The dog yawned and got up and went out into the dark hall, where he boarded the elevator. The motor hummed as the lift carried the Labrador upstairs.

As he waited for sleep to steal over him again, Sam attempted to shape his dreams into a more appealing pattern by concentrating on a few images he would not mind dreaming about: good Mexican food, barely chilled Guinness Stout, and Goldie Hawn. Ideally, he'd dream about being in a great Mexican restaurant with Goldie Hawn, who'd look even more radiant than usual, and they'd be eating and drinking Guinness and laughing.

Instead, when he did fall asleep, he dreamed about his father, a mean-tempered alcoholic, into whose hands he had fallen at the age of seven, after his mother had died in the car crash.
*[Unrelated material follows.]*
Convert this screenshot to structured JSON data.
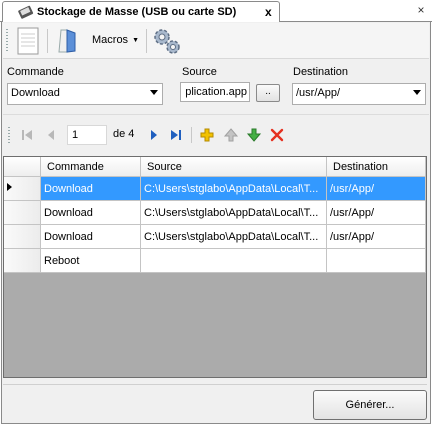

Nestled in the stack of grass-scented burlap tarps in the back of the gardener's truck, Chrissie woke when the automatic garage door ascended with a groan and clatter. She almost sat up in surprise, revealing herself. But remembering where she was, she pulled her head under the top half-dozen tarps, which she was using as blankets. She tried to shrink into the pile of burlap.

She heard rain striking the roof. It sliced into the gravel driveway just beyond the open door, making a sizzling noise like a thousand strips of bacon on an immense griddle. Chrissie was hungry. That sound made her hungrier.

"You got my lunch box, Sarah?"

Chrissie didn't know Mr. Eulane well enough to recognize his voice, but she supposed that was him, for Sarah Eulane, whose voice Chrissie did recognize, answered at once:

"Ed, I wish you'd just come back home after you drop me at the school. Take the day off. You shouldn't work in such foul weather."

"Well, I can't cut grass in this downpour," he said. "But I can do some other chores. I'll just pull on my vinyl anorak. Keeps me dry as bone. Moses could've walked through the Red Sea in that anorak and wouldn't have needed God's miracle to help him."

Breathing air filtered through the coarse, grass-stained cloth, Chrissie was troubled by a tickling sensation in her nose, all the way into her sinuses. She was afraid that she was going to sneeze.